Stuart Firestein begins with an ancient proverb, “It’s very difficult to find a black cat in a dark room, especially when there is no cat.”
Firestein, the chair of Biological Sciences at Columbia University, thinks that this is a good metaphor for science. Generally we think science is orderly, a collection of knowledge. But real science doesn’t look like that. The fact is very few scientists use the formal scientific method. Really, says Firestein, “It’s farting around… in the dark.”
This difference became clear to him because of his dual role as professor and investigator. In the lab, he and his students would stumble around and come up with interesting questions, and it was exhilarating At the same time was teaching comprehensive lecture course. He uses a famous textbook, which weighs 7.5 pounds, twice the weight of a normal adult human brain. By the end of the course the students had the idea that we know everything about the brain. They also had the idea that what scientists do is gather facts and put them into books. But that’s not it at all. When scientists gather in the bar after conferences, they don’t talk about what they know, they talk about what they don’t know — all the open questions and problems they face.
So, according to Firestein, what’s exhilarating is this: Ignorance.
So he started teaching a course on ignorance (“Something I can finally excel at.”). Of course, ignorance has many bad connotations, and he doesn’t mean those. He means the kind of ignorance stated by J.C. Maxwell, “Thoroughly conscious ignorance is the prelude to every real advance in science.” The course materials are all free on his site, and he welcomes people using them.
The point of the class is to give a real image of what science is, what scientists think about every day. Here are some some mistaken ideas about how science works:
- Putting puzzles together. That suggests there’s an ending. But there is no ending.

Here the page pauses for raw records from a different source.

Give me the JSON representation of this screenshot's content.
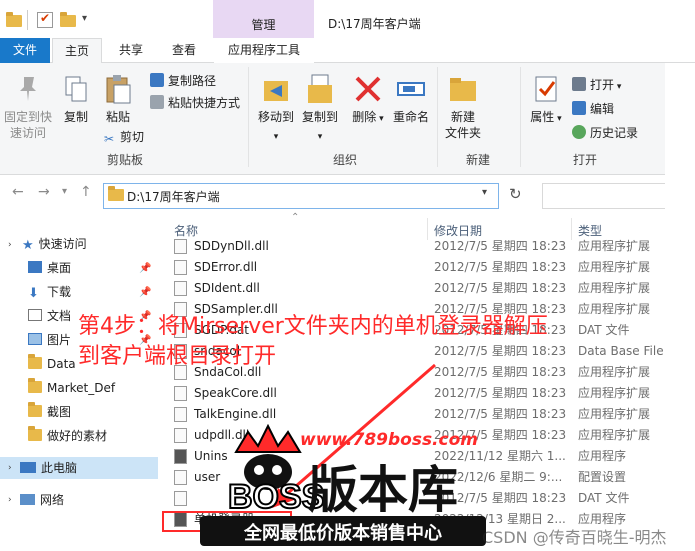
{
  "window": {
    "title": "D:\\17周年客户端",
    "context_group": "管理"
  },
  "tabs": [
    {
      "label": "文件"
    },
    {
      "label": "主页"
    },
    {
      "label": "共享"
    },
    {
      "label": "查看"
    },
    {
      "label": "应用程序工具"
    }
  ],
  "ribbon": {
    "clipboard": {
      "label": "剪贴板",
      "pin": "固定到快\n速访问",
      "copy": "复制",
      "paste": "粘贴",
      "copy_path": "复制路径",
      "paste_shortcut": "粘贴快捷方式",
      "cut": "剪切"
    },
    "organize": {
      "label": "组织",
      "move_to": "移动到",
      "copy_to": "复制到",
      "delete": "删除",
      "rename": "重命名"
    },
    "new": {
      "label": "新建",
      "new_folder": "新建\n文件夹"
    },
    "open": {
      "label": "打开",
      "properties": "属性",
      "open": "打开",
      "edit": "编辑",
      "history": "历史记录"
    }
  },
  "address": {
    "path": "D:\\17周年客户端"
  },
  "nav_pane": {
    "quick_access": "快速访问",
    "items": [
      {
        "label": "桌面",
        "pinned": true
      },
      {
        "label": "下载",
        "pinned": true
      },
      {
        "label": "文档",
        "pinned": true
      },
      {
        "label": "图片",
        "pinned": true
      },
      {
        "label": "Data"
      },
      {
        "label": "Market_Def"
      },
      {
        "label": "截图"
      },
      {
        "label": "做好的素材"
      }
    ],
    "this_pc": "此电脑",
    "network": "网络"
  },
  "file_list": {
    "columns": [
      "名称",
      "修改日期",
      "类型"
    ],
    "rows": [
      {
        "name": "SDDynDll.dll",
        "date": "2012/7/5 星期四 18:23",
        "type": "应用程序扩展"
      },
      {
        "name": "SDError.dll",
        "date": "2012/7/5 星期四 18:23",
        "type": "应用程序扩展"
      },
      {
        "name": "SDIdent.dll",
        "date": "2012/7/5 星期四 18:23",
        "type": "应用程序扩展"
      },
      {
        "name": "SDSampler.dll",
        "date": "2012/7/5 星期四 18:23",
        "type": "应用程序扩展"
      },
      {
        "name": "SGDP.dat",
        "date": "2012/7/5 星期四 18:23",
        "type": "DAT 文件"
      },
      {
        "name": "sndacol",
        "date": "2012/7/5 星期四 18:23",
        "type": "Data Base File"
      },
      {
        "name": "SndaCol.dll",
        "date": "2012/7/5 星期四 18:23",
        "type": "应用程序扩展"
      },
      {
        "name": "SpeakCore.dll",
        "date": "2012/7/5 星期四 18:23",
        "type": "应用程序扩展"
      },
      {
        "name": "TalkEngine.dll",
        "date": "2012/7/5 星期四 18:23",
        "type": "应用程序扩展"
      },
      {
        "name": "udpdll.dll",
        "date": "2012/7/5 星期四 18:23",
        "type": "应用程序扩展"
      },
      {
        "name": "Unins",
        "date": "2022/11/12 星期六 1...",
        "type": "应用程序"
      },
      {
        "name": "user",
        "date": "2022/12/6 星期二 9:...",
        "type": "配置设置"
      },
      {
        "name": "",
        "date": "2012/7/5 星期四 18:23",
        "type": "DAT 文件"
      },
      {
        "name": "单机登录器",
        "date": "2022/12/13 星期日 2...",
        "type": "应用程序"
      }
    ]
  },
  "overlay": {
    "step_instruction": "第4步：将Mirserver文件夹内的单机登录器解压到客户端根目录打开",
    "logo_url": "www.789boss.com",
    "logo_boss": "BOSS",
    "logo_cn": "版本库",
    "logo_slogan": "全网最低价版本销售中心",
    "watermark": "CSDN @传奇百晓生-明杰"
  },
  "colors": {
    "accent": "#1979ca",
    "context_tab": "#e8d8f3",
    "overlay_red": "#ff2a2a"
  }
}
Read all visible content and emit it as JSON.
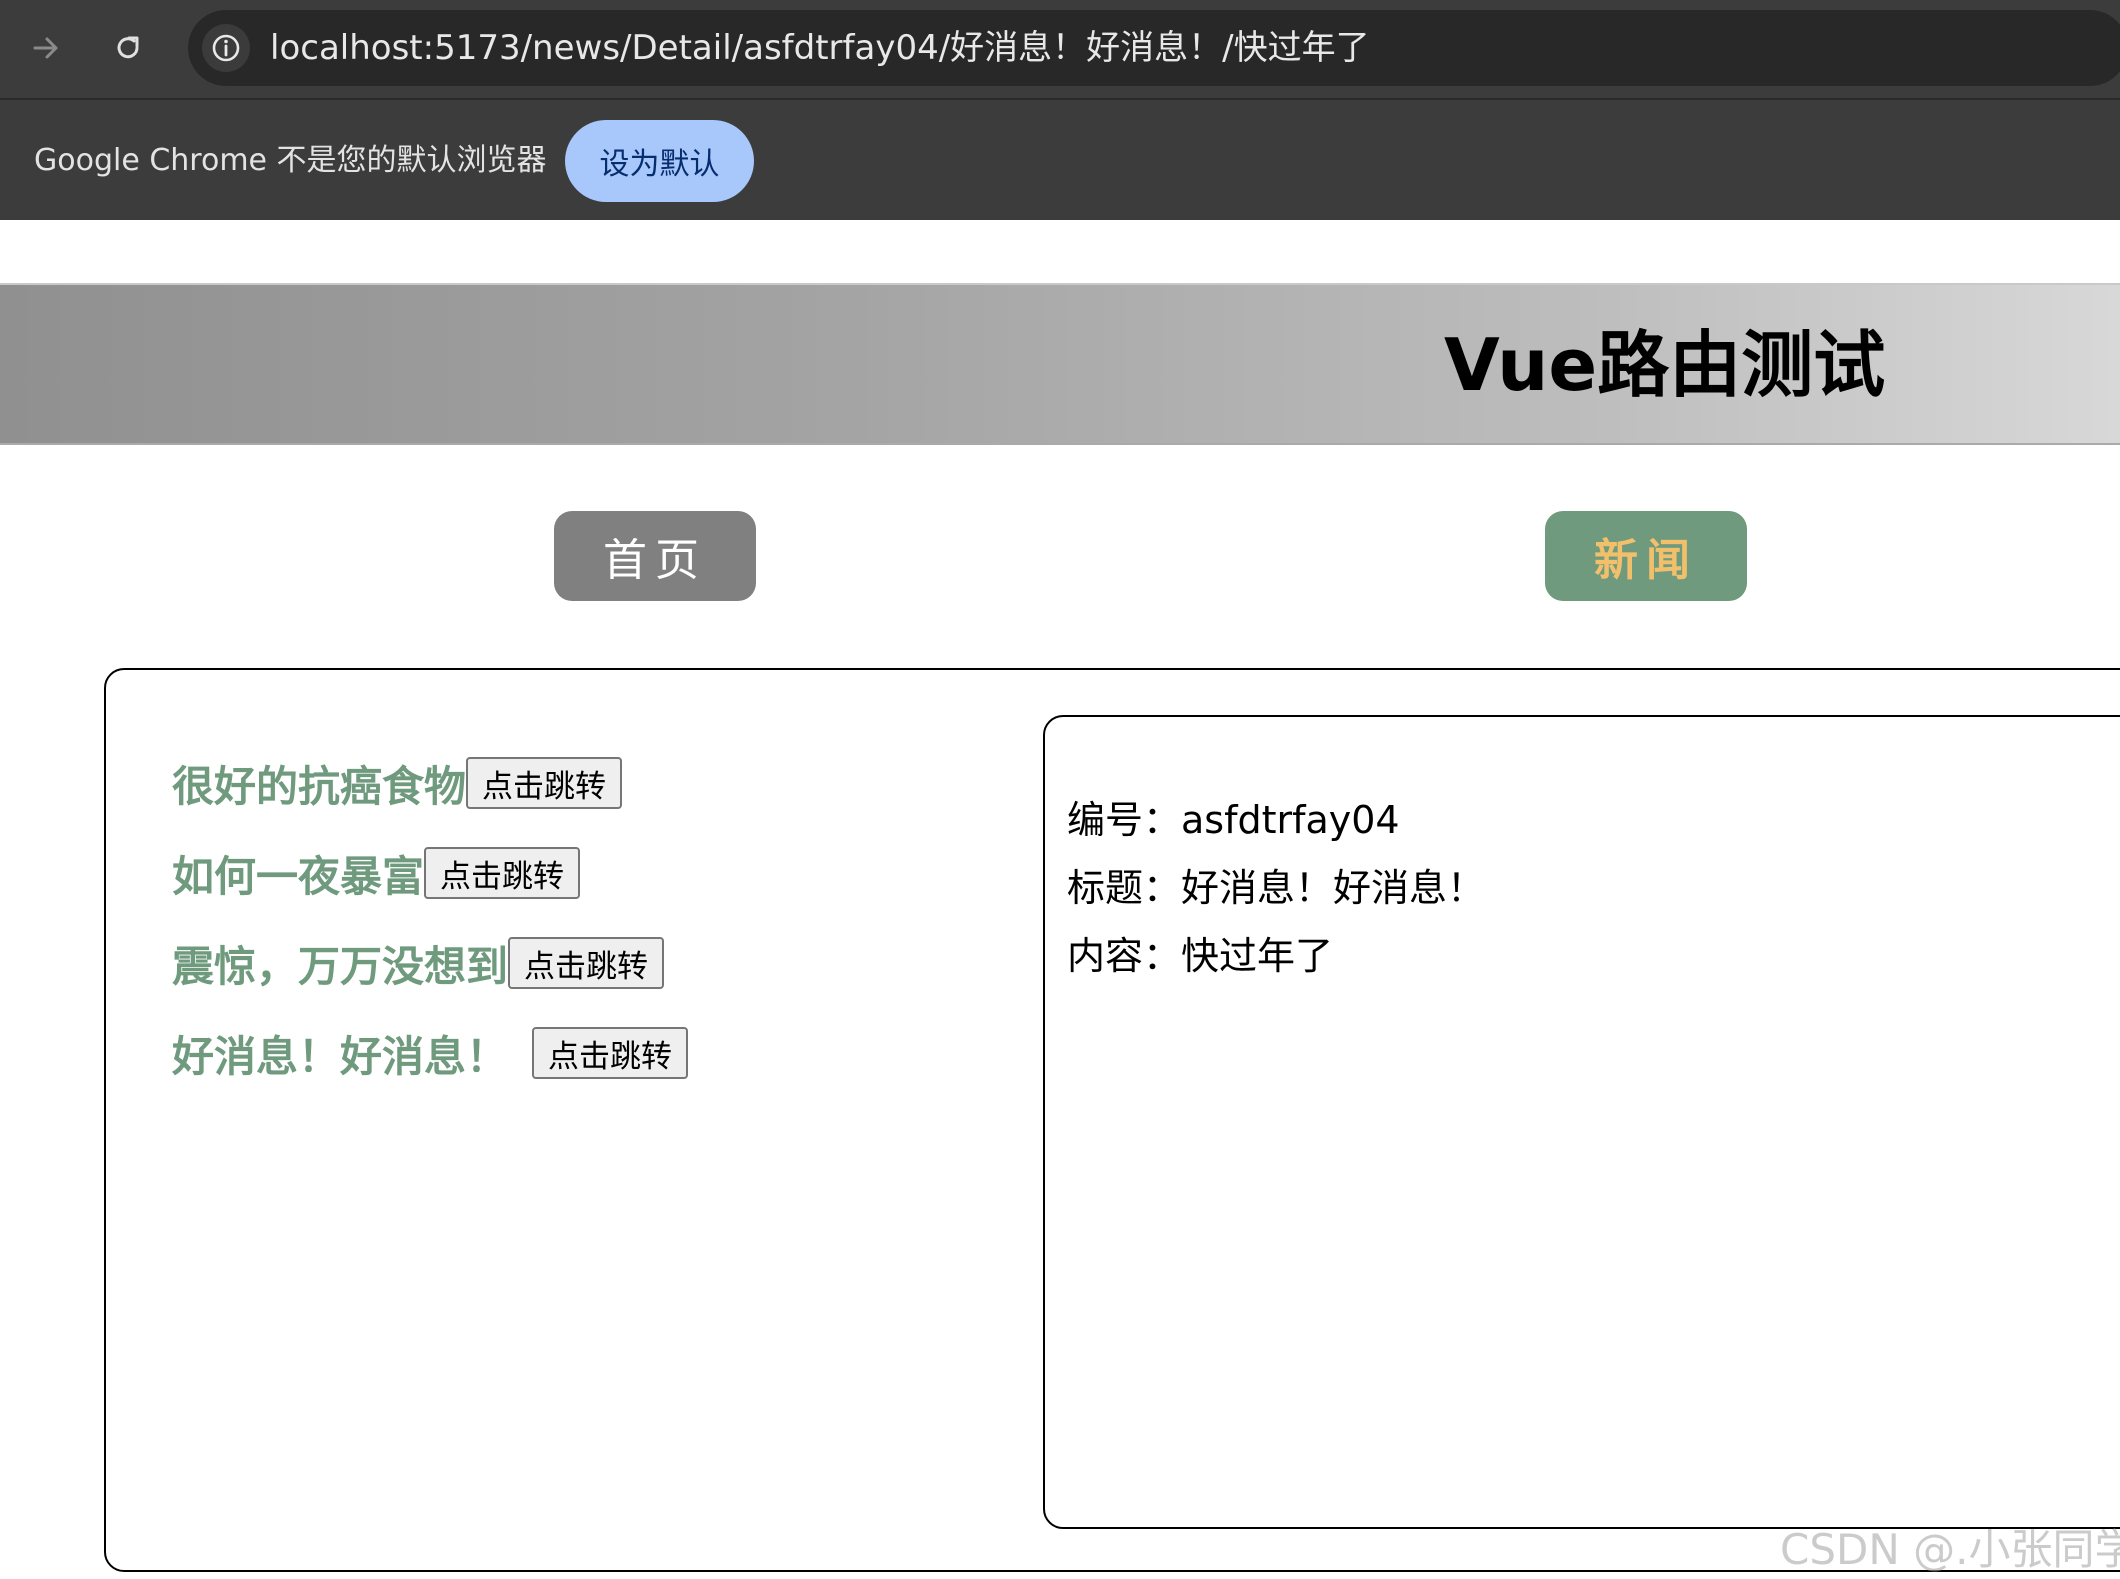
{
  "browser": {
    "url": "localhost:5173/news/Detail/asfdtrfay04/好消息！好消息！/快过年了",
    "infobar_message": "Google Chrome 不是您的默认浏览器",
    "set_default_label": "设为默认"
  },
  "header": {
    "title": "Vue路由测试"
  },
  "nav": {
    "home_label": "首页",
    "news_label": "新闻"
  },
  "news_list": [
    {
      "title": "很好的抗癌食物",
      "button_label": "点击跳转"
    },
    {
      "title": "如何一夜暴富",
      "button_label": "点击跳转"
    },
    {
      "title": "震惊，万万没想到",
      "button_label": "点击跳转"
    },
    {
      "title": "好消息！好消息！",
      "button_label": "点击跳转"
    }
  ],
  "detail": {
    "id_line": "编号：asfdtrfay04",
    "title_line": "标题：好消息！好消息！",
    "content_line": "内容：快过年了"
  },
  "watermark": "CSDN @.小张同学",
  "colors": {
    "accent_green": "#6f9a7e",
    "news_text": "#f2c06b",
    "home_bg": "#808080",
    "default_btn": "#a8c7fa"
  }
}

- Peeling away layers of an onion to get to kernel of truth. But there is no kernel.
- It’s like seeing the tip of an iceberg. Bug again, that implies there is a whole iceberg to be seen.
The model Firestein likes is ripples on a pond: as the knowledge grows, so does the ignorance. It’s not that ignorance is transformed into knowledge. The more important process goes in the other direction. Knowledge leads us to higher-quality ignorance, always trying to settle on better and better questions. ”The purpose of knowing a lot of stuff,” he says, “isn’t to know a lot of stuff, it’s to be able to frame thoughtful, interesting questions.”
It’s very much worth noting that this conversation has been going on for some time. He quotes Erwin Schrodinger, ”In an honest search for knowledge, you quite often have to abide by ignorance for an indefinite period.”
Destroying creativity with knowledge
In the end, it comes down to the education system. In this era, when we have Google and Wikipedia, universities and schools need a different model. It can’t be about teaching facts, it has to be about generating a thirst for knowledge.
But that’s not what seems to happen. In second grade, almost every child is curious, exploring the world. By tenth grade, he says, almost none of them are excited by science or think of it as a possible career. It has to do with what his friend calls the ”bulemic model of education.” We push facts down their throats, and then expect them to repeat them back.
Firestein imagines an education system where you could pose this multiple-choice question:
What is X?
- I don’t know (no one does).
- What is the question?
- Look it up, or ask someone.
Or even a question from an advanced class: “Here’s the answer, what’s the next question?”
He finishes with a quote from W.B. Yeats: “Education is not filling buckets; it is lighting fires.” And, adds Firestein, “Let’s get out the matches.”